### PROBLEM
Every entry below must be repeated exactly; skip the pictures.

### Data records
- Opening Delimiter -

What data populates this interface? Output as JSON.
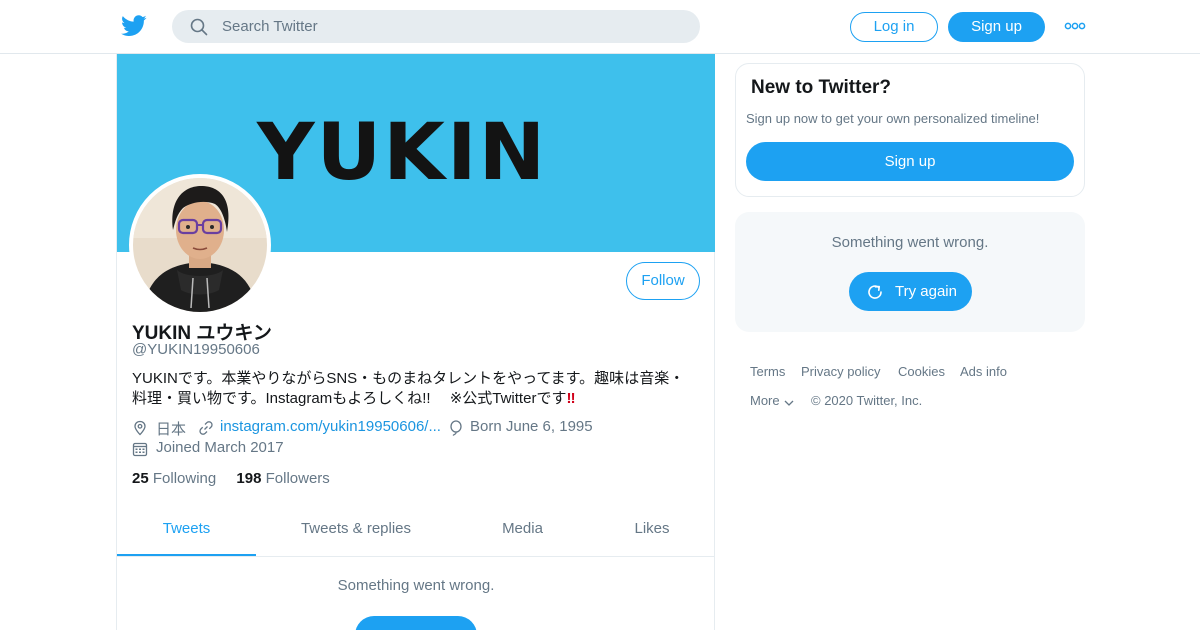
{
  "topbar": {
    "search_placeholder": "Search Twitter",
    "login_label": "Log in",
    "signup_label": "Sign up"
  },
  "profile": {
    "banner_text": "YUKIN",
    "follow_label": "Follow",
    "name": "YUKIN ユウキン",
    "handle": "@YUKIN19950606",
    "bio_line1": "YUKINです。本業やりながらSNS・ものまねタレントをやってます。趣味は音楽・",
    "bio_line2": "料理・買い物です。Instagramもよろしくね!!　 ※公式Twitterです",
    "bio_emoji": "‼",
    "location": "日本",
    "website": "instagram.com/yukin19950606/...",
    "birthday": "Born June 6, 1995",
    "joined": "Joined March 2017",
    "following_count": "25",
    "following_label": "Following",
    "followers_count": "198",
    "followers_label": "Followers"
  },
  "tabs": [
    {
      "label": "Tweets",
      "active": true
    },
    {
      "label": "Tweets & replies",
      "active": false
    },
    {
      "label": "Media",
      "active": false
    },
    {
      "label": "Likes",
      "active": false
    }
  ],
  "timeline": {
    "error_text": "Something went wrong."
  },
  "sidebar": {
    "new_title": "New to Twitter?",
    "new_subtitle": "Sign up now to get your own personalized timeline!",
    "new_signup_label": "Sign up",
    "error_text": "Something went wrong.",
    "try_again_label": "Try again"
  },
  "footer": {
    "terms": "Terms",
    "privacy": "Privacy policy",
    "cookies": "Cookies",
    "ads": "Ads info",
    "more": "More",
    "copyright": "© 2020 Twitter, Inc."
  },
  "colors": {
    "accent": "#1da1f2",
    "banner": "#3ec0ec",
    "secondary_text": "#657786"
  }
}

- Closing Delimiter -

### REPLY
What data populates this interface? Output as JSON.
{
  "topbar": {
    "search_placeholder": "Search Twitter",
    "login_label": "Log in",
    "signup_label": "Sign up"
  },
  "profile": {
    "banner_text": "YUKIN",
    "follow_label": "Follow",
    "name": "YUKIN ユウキン",
    "handle": "@YUKIN19950606",
    "bio_line1": "YUKINです。本業やりながらSNS・ものまねタレントをやってます。趣味は音楽・",
    "bio_line2": "料理・買い物です。Instagramもよろしくね!!　 ※公式Twitterです",
    "bio_emoji": "‼",
    "location": "日本",
    "website": "instagram.com/yukin19950606/...",
    "birthday": "Born June 6, 1995",
    "joined": "Joined March 2017",
    "following_count": "25",
    "following_label": "Following",
    "followers_count": "198",
    "followers_label": "Followers"
  },
  "tabs": [
    {
      "label": "Tweets",
      "active": true
    },
    {
      "label": "Tweets & replies",
      "active": false
    },
    {
      "label": "Media",
      "active": false
    },
    {
      "label": "Likes",
      "active": false
    }
  ],
  "timeline": {
    "error_text": "Something went wrong."
  },
  "sidebar": {
    "new_title": "New to Twitter?",
    "new_subtitle": "Sign up now to get your own personalized timeline!",
    "new_signup_label": "Sign up",
    "error_text": "Something went wrong.",
    "try_again_label": "Try again"
  },
  "footer": {
    "terms": "Terms",
    "privacy": "Privacy policy",
    "cookies": "Cookies",
    "ads": "Ads info",
    "more": "More",
    "copyright": "© 2020 Twitter, Inc."
  },
  "colors": {
    "accent": "#1da1f2",
    "banner": "#3ec0ec",
    "secondary_text": "#657786"
  }
}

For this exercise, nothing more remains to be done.